Listed records →
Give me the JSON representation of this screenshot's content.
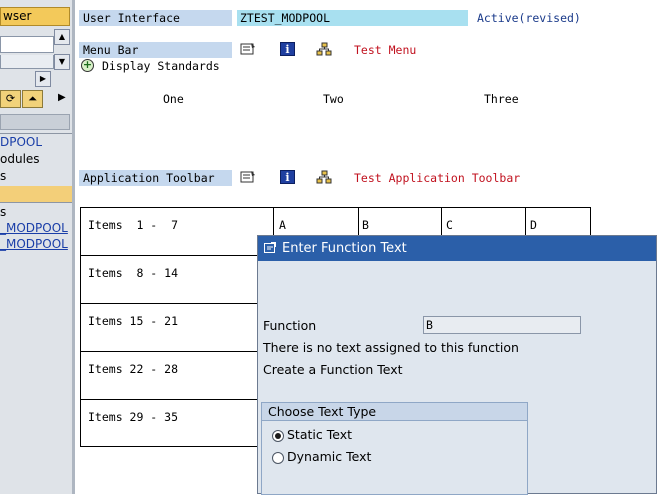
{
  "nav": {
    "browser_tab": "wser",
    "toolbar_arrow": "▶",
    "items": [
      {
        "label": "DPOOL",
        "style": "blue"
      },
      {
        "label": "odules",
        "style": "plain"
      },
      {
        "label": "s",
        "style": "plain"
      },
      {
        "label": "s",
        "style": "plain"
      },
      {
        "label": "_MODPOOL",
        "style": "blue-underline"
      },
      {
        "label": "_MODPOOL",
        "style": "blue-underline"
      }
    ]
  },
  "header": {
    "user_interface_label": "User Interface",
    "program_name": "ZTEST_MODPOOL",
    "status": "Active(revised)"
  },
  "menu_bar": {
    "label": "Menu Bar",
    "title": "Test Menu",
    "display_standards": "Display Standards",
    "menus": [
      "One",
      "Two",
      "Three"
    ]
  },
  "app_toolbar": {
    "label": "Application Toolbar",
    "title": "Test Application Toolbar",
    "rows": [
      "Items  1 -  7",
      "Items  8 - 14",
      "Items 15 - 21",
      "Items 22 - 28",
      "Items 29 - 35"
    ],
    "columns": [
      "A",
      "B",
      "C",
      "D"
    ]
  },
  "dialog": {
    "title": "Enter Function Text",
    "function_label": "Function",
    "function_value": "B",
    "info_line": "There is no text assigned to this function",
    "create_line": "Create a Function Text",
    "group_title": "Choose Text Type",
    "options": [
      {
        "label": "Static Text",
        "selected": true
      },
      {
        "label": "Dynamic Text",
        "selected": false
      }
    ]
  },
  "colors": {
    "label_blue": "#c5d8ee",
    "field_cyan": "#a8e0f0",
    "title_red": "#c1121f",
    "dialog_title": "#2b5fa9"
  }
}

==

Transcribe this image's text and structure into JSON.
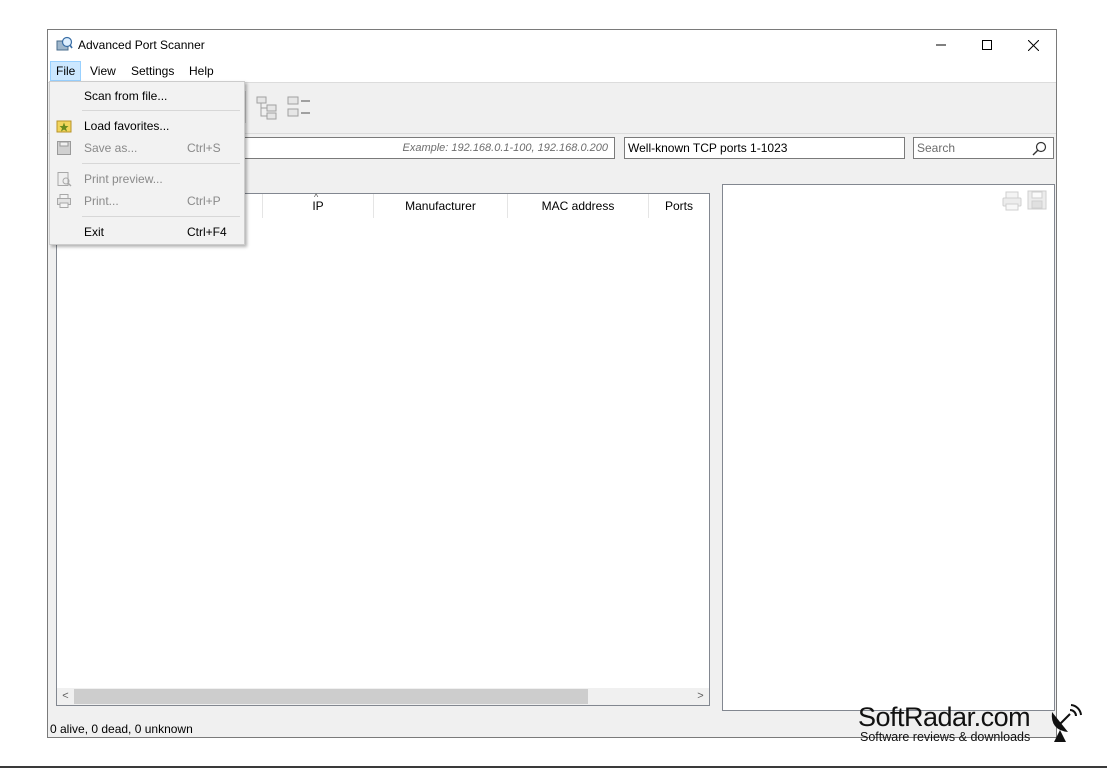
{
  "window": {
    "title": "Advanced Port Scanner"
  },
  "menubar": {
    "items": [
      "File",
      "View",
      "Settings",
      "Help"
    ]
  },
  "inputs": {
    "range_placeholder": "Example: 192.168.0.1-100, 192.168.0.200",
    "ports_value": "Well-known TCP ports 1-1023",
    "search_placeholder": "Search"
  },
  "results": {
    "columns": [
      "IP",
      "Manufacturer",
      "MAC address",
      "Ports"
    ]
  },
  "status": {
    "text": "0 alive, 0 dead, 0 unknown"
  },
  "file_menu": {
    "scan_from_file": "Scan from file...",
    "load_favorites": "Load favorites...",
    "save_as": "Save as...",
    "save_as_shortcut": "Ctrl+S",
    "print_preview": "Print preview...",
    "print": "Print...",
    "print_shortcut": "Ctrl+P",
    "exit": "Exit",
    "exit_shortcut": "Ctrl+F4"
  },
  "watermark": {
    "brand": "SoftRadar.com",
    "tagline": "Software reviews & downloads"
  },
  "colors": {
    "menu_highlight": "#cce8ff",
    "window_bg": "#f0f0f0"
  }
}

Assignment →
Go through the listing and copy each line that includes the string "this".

Reply →
Give me the JSON representation of this screenshot's content.
    "info_line": "There is no text assigned to this function",
Transcribe this image's text and structure into JSON.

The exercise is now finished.